10 Ways to Stay Focused No Matter What

10 Ways to Stay Focused No Matter What

Minimize multitasking

While multitasking may look like it could save you an hour or two a day, studies show that people that identify themselves as multitaskers get more easily distracted and can’t stay on track. Focus on one thing at a time (if you can) and you’ll see that your day runs smoother and you can complete tasks in a timely manner.

Exercise regularly

Exercise is good for the body and the mind. Hitting the gym a few times a week promotes your capacity for concentration. Scientists believe regular exercise may help stimulate the release of a chemical in the brain that helps rewire memory circuits to function better.

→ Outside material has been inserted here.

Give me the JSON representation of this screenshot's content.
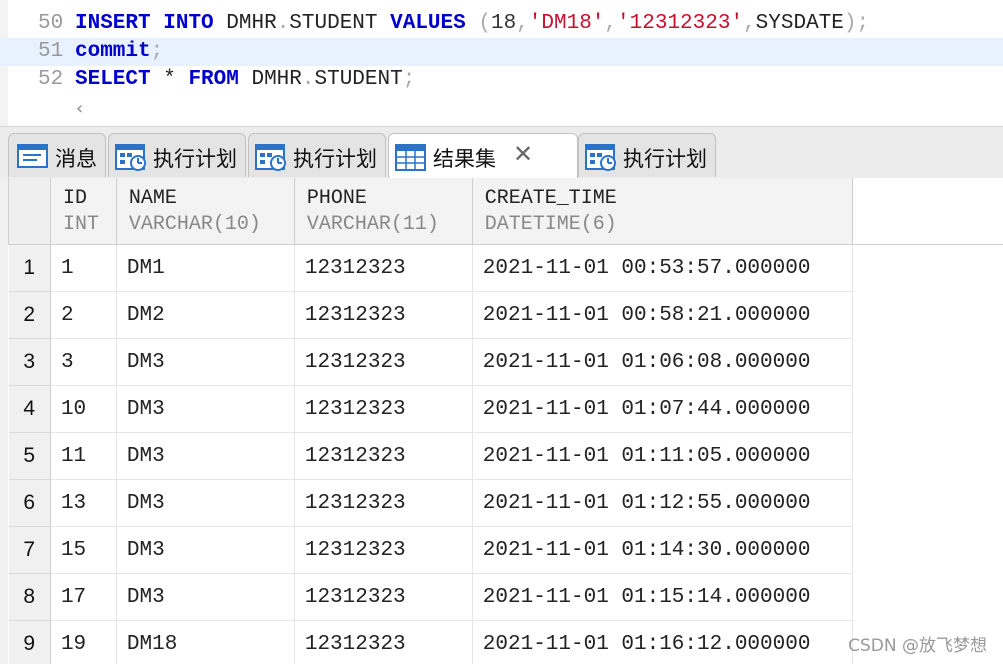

Make a to-do list

To-do lists not only serve as a record of uncompleted tasks, but they help you prioritize what you need to get done first. Thinking about incomplete work eats away at your concentration, so writing things down helps you to get them off your mind so can work on tasks at hand.

Take breaks

Whether it's taking a walk, or closing your eyes for a few minutes, or even watching a funny video on YouTube, taking the occasional break from work helps you focus in the long run.

Keep work at work

While this is easier said than done, just giving your brain a rest after you get off the job could help you focus better during the next workday.

Find a quiet spot

Ambient noise, like cars honking or kids screaming, can stimulate the release of the stress hormone cortisol and too much cortisol can impair your focus. This is why scientists are beginning to argue with the open office concept, especially when there is music blasting through the entire floor.

Get enough sleep

The main symptoms of sleep loss is poor concentration. Getting the recommended seven to eight hours a night could be the difference between feeling dull and being laser-focused the next morning.

Embrace boredom

Instead of checking your phone while binging Netflix, take a break from any stimulation. In small doses, boredom can be helpful, especially if it keeps you from multitasking.

Devote specific hours to tasks

Try to keep a consistent schedule for work, for the gym, for household chores etc. This will help train your brain to stay focused during certain hours and give it a chance to relax when the time is right.

Use Nutrovape Focus

When you’re rushing from one thing to the next, it’s easy to feel overwhelmed. That’s why we’re introducing Nutrovape Focus. Focus is an invigorating blend of Guarana Extract, Theobromine, L-Tyrosine, L-Theanine, and Vitamin B-12 that helps you concentrate on what matters.